Atmospheric aerosols over two sites in a Southeastern region of Texas

Paul Chiou, Wei Tang, Che Jen Lin, Hsing Wei Chu, Rafael Tadmor, T. C. Ho

Research output: Contribution to journalArticlepeer-review

1 Scopus citations


Speciated samples of PM2.5 were collected at the Bayland Park and Orange sites in Southeastern Texas by US EPA (Environmental Protection Agency) from July 2003 to August 2005. A total of 256 samples for the Bayland Park site and 293 samples for the Orange site with 52 species were measured; however, 22 species were excluded because of too many below-detection-limit data. Among the 22 species excluded, 19 species are common to both sites. The two data sets were analyzed by positive matrix factorization (PMF) to infer the sources of PM observed at the two sites. The analysis identified ten common source-related factors: sulphate-rich secondary aerosol I, sulphate-rich secondary aerosol II, cement/carbon-rich, wood smoke, motor vehicle/road dust, nitrate-rich secondary aerosol, metal processing, soil, sea salt, and chloride-depleted marine aerosol. Sulphate and nitrate mainly exist as ammonium salts. The two sulphate-rich secondary aerosols account for about 59% and 54% of the PM2.5 mass concentration at the two sites, respectively. The factor containing highest concentrations of Cl and Na was attributed to sea salt due to the proximity of the monitoring sites to the Gulf of Mexico. The chloride-depleted marine aerosol was related to the sea salt aerosol but was identified separately due to the chlorine replacement reactions. Basically, the factor of sulphate, nitrate, and soil at the two sites showed similar chemical composition profiles and seasonal variation that reflect the regional characteristics of these sources. The regional factors showed predominantly low frequency variations, however, the area-related and local factors showed both high and low frequency variations. Motor vehicle/road dust, sea salt, and chloride-depleted marine aerosol were likely to be area-related factors. Cement/carbon-rich, wood smoke, and metal processing factor were likely to be the local sources.

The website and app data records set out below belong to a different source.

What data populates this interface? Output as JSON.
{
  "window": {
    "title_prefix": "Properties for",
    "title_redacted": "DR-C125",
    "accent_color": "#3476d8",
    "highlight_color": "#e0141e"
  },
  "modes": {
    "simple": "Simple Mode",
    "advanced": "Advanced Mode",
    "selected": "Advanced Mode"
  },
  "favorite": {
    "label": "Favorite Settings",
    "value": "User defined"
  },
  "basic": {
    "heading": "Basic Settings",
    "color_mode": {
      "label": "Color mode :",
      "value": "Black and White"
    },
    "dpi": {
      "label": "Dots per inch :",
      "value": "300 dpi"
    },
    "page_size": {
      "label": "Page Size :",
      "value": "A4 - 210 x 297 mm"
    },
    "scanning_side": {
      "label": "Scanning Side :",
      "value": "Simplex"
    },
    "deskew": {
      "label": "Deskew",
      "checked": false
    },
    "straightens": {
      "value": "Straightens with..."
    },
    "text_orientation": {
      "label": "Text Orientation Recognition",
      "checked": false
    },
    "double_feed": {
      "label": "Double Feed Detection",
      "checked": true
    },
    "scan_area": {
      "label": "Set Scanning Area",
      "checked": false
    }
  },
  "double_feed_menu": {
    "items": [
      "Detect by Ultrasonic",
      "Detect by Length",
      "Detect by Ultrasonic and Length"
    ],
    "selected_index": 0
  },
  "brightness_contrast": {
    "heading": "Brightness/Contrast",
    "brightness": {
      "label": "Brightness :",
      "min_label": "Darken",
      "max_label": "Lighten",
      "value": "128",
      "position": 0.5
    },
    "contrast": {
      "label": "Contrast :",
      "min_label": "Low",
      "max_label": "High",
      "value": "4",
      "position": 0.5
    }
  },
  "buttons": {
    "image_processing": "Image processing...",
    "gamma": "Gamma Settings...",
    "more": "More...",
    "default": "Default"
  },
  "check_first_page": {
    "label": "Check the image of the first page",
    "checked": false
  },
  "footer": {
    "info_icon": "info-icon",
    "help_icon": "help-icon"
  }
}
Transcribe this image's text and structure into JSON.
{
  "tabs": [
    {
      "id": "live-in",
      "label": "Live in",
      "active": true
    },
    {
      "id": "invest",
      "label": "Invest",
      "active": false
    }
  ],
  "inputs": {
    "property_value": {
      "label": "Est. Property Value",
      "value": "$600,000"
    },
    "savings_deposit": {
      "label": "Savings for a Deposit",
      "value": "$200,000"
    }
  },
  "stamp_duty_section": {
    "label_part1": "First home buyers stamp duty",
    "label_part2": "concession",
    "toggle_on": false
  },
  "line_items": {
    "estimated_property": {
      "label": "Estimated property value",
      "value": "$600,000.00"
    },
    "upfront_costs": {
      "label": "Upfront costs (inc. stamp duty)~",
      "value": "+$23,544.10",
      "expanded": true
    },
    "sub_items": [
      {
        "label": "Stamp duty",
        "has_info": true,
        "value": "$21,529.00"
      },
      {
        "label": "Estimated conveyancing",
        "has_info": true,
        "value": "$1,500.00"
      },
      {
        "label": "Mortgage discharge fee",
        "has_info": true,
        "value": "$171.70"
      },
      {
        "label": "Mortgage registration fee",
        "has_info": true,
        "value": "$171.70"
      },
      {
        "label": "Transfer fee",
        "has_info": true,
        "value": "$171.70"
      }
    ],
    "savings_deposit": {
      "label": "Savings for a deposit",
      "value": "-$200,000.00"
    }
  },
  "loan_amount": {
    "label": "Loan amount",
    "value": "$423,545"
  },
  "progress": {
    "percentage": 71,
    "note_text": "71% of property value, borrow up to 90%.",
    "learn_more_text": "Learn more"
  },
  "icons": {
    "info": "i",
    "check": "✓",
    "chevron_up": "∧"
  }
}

Original languageEnglish
Pages (from-to)421-435
Number of pages15
JournalCanadian Journal of Chemical Engineering
Issue number3
StatePublished - 1 Jun 2008
Externally publishedYes


  • Airborne participate matter
  • Correlation coefficient
  • Factor contribution
  • Factor profiles
  • PM
  • Positive matrix factorization
  • Receptor modelling
  • Time series analysis

ASJC Scopus subject areas

  • General Chemical Engineering


Dive into the research topics of 'Atmospheric aerosols over two sites in a Southeastern region of Texas'. Together they form a unique fingerprint.

Cite this